Segment Start: Listed entries

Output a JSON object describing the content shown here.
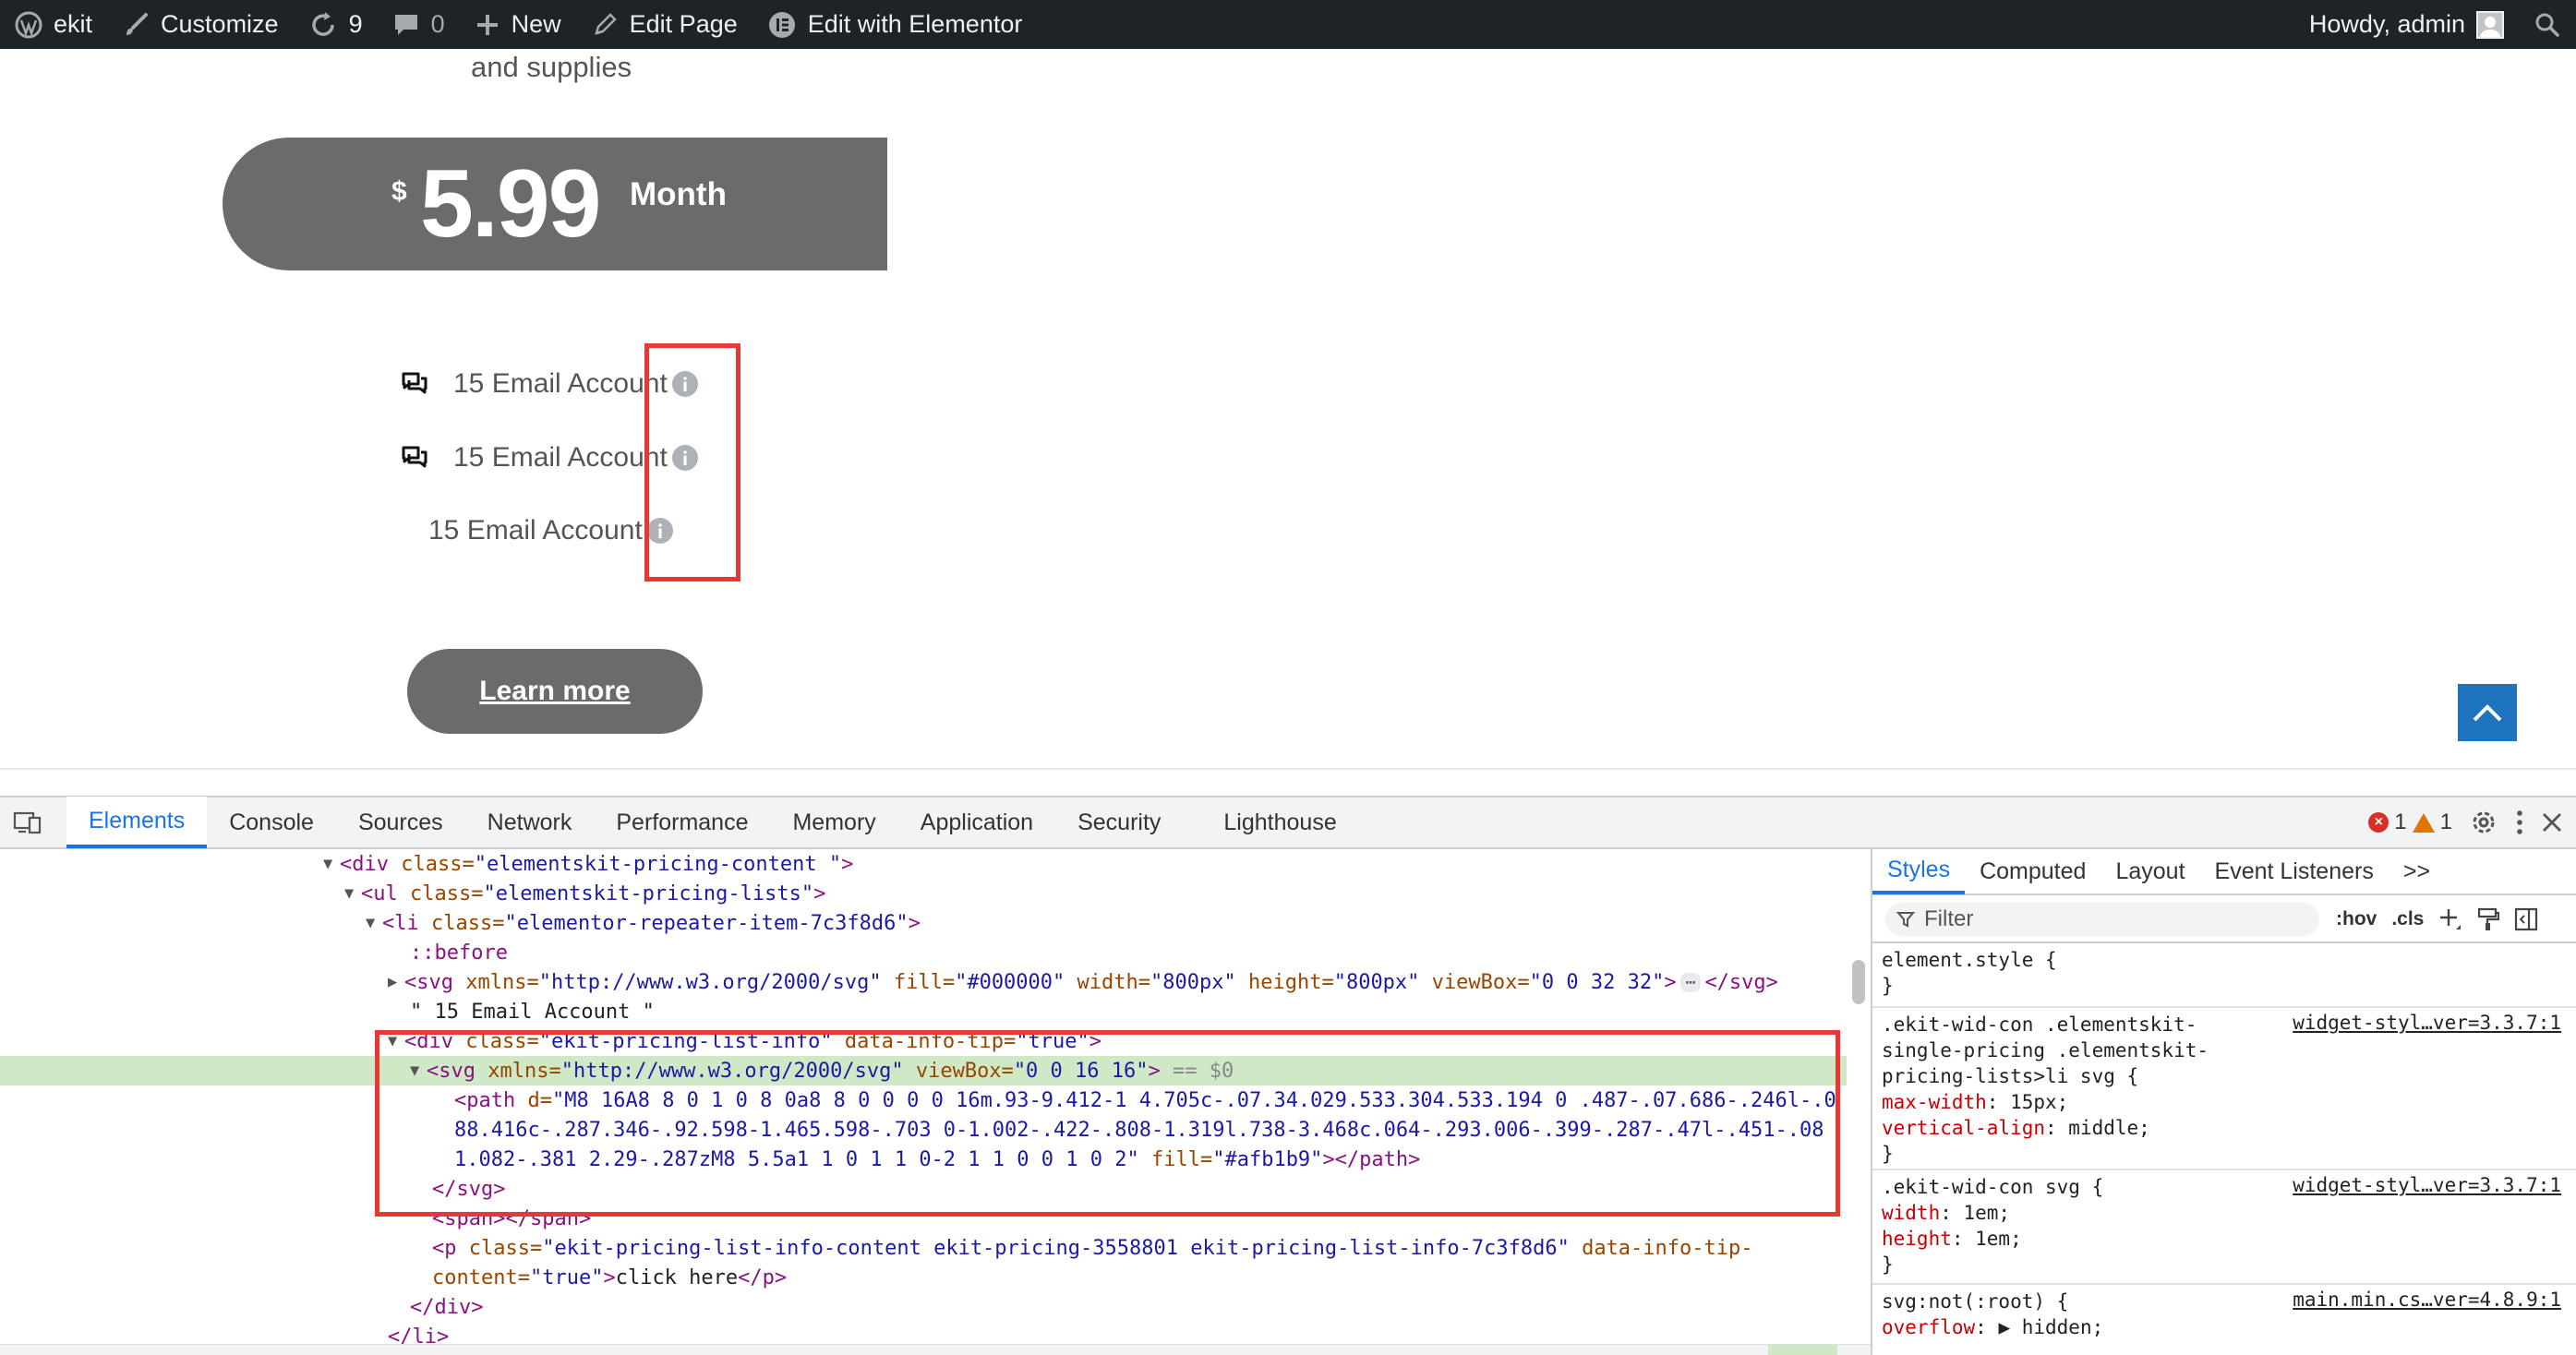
{
  "adminbar": {
    "site_name": "ekit",
    "customize": "Customize",
    "updates_count": "9",
    "comments_count": "0",
    "new_label": "New",
    "edit_page": "Edit Page",
    "edit_elementor": "Edit with Elementor",
    "howdy": "Howdy, admin"
  },
  "pricing": {
    "top_text": "and supplies",
    "currency": "$",
    "price": "5.99",
    "period": "Month",
    "items": [
      {
        "label": "15 Email Account"
      },
      {
        "label": "15 Email Account"
      },
      {
        "label": "15 Email Account"
      }
    ],
    "button_label": "Learn more"
  },
  "devtools": {
    "tabs": [
      "Elements",
      "Console",
      "Sources",
      "Network",
      "Performance",
      "Memory",
      "Application",
      "Security",
      "Lighthouse"
    ],
    "active_tab": "Elements",
    "error_count": "1",
    "warning_count": "1",
    "dom": {
      "l1_tag": "<div ",
      "l1_attr": "class=",
      "l1_val": "\"elementskit-pricing-content \"",
      "l1_end": ">",
      "l2_tag": "<ul ",
      "l2_attr": "class=",
      "l2_val": "\"elementskit-pricing-lists\"",
      "l2_end": ">",
      "l3_tag": "<li ",
      "l3_attr": "class=",
      "l3_val": "\"elementor-repeater-item-7c3f8d6\"",
      "l3_end": ">",
      "l4_pseudo": "::before",
      "l5_tag": "<svg ",
      "l5_a1": "xmlns=",
      "l5_v1": "\"http://www.w3.org/2000/svg\"",
      "l5_a2": " fill=",
      "l5_v2": "\"#000000\"",
      "l5_a3": " width=",
      "l5_v3": "\"800px\"",
      "l5_a4": " height=",
      "l5_v4": "\"800px\"",
      "l5_a5": " viewBox=",
      "l5_v5": "\"0 0 32 32\"",
      "l5_close": "</svg>",
      "l6_text": "\" 15 Email Account \"",
      "l7_tag": "<div ",
      "l7_a1": "class=",
      "l7_v1": "\"ekit-pricing-list-info\"",
      "l7_a2": " data-info-tip=",
      "l7_v2": "\"true\"",
      "l7_end": ">",
      "l8_tag": "<svg ",
      "l8_a1": "xmlns=",
      "l8_v1": "\"http://www.w3.org/2000/svg\"",
      "l8_a2": " viewBox=",
      "l8_v2": "\"0 0 16 16\"",
      "l8_end": ">",
      "l8_eq": " == $0",
      "l9_tag": "<path ",
      "l9_a1": "d=",
      "l9_v1": "\"M8 16A8 8 0 1 0 8 0a8 8 0 0 0 0 16m.93-9.412-1 4.705c-.07.34.029.533.304.533.194 0 .487-.07.686-.246l-.0",
      "l10_v": "88.416c-.287.346-.92.598-1.465.598-.703 0-1.002-.422-.808-1.319l.738-3.468c.064-.293.006-.399-.287-.47l-.451-.08",
      "l11_v": "1.082-.381 2.29-.287zM8 5.5a1 1 0 1 1 0-2 1 1 0 0 1 0 2\"",
      "l11_a2": " fill=",
      "l11_v2": "\"#afb1b9\"",
      "l11_end": "></path>",
      "l12_close": "</svg>",
      "l13_text": "<span></span>",
      "l14_tag": "<p ",
      "l14_a1": "class=",
      "l14_v1": "\"ekit-pricing-list-info-content ekit-pricing-3558801 ekit-pricing-list-info-7c3f8d6\"",
      "l14_a2": " data-info-tip-",
      "l15_a": "content=",
      "l15_v": "\"true\"",
      "l15_end": ">",
      "l15_text": "click here",
      "l15_close": "</p>",
      "l16_close": "</div>",
      "l17_close": "</li>"
    },
    "styles": {
      "tabs": [
        "Styles",
        "Computed",
        "Layout",
        "Event Listeners"
      ],
      "more": ">>",
      "filter_placeholder": "Filter",
      "hov": ":hov",
      "cls": ".cls",
      "r0_sel": "element.style {",
      "r0_close": "}",
      "r1_sel1": ".ekit-wid-con .elementskit-",
      "r1_sel2": "single-pricing .elementskit-",
      "r1_sel3": "pricing-lists>li svg {",
      "r1_src": "widget-styl…ver=3.3.7:1",
      "r1_p1n": "max-width",
      "r1_p1v": ": 15px;",
      "r1_p2n": "vertical-align",
      "r1_p2v": ": middle;",
      "r1_close": "}",
      "r2_sel": ".ekit-wid-con svg {",
      "r2_src": "widget-styl…ver=3.3.7:1",
      "r2_p1n": "width",
      "r2_p1v": ": 1em;",
      "r2_p2n": "height",
      "r2_p2v": ": 1em;",
      "r2_close": "}",
      "r3_sel": "svg:not(:root) {",
      "r3_src": "main.min.cs…ver=4.8.9:1",
      "r3_p1n": "overflow",
      "r3_p1v": "hidden;"
    }
  }
}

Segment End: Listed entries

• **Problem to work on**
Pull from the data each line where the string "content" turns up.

• **Response area**
Output a JSON object describing the content shown here.
      "l1_val": "\"elementskit-pricing-content \"",
      "l14_v1": "\"ekit-pricing-list-info-content ekit-pricing-3558801 ekit-pricing-list-info-7c3f8d6\"",
      "l15_a": "content=",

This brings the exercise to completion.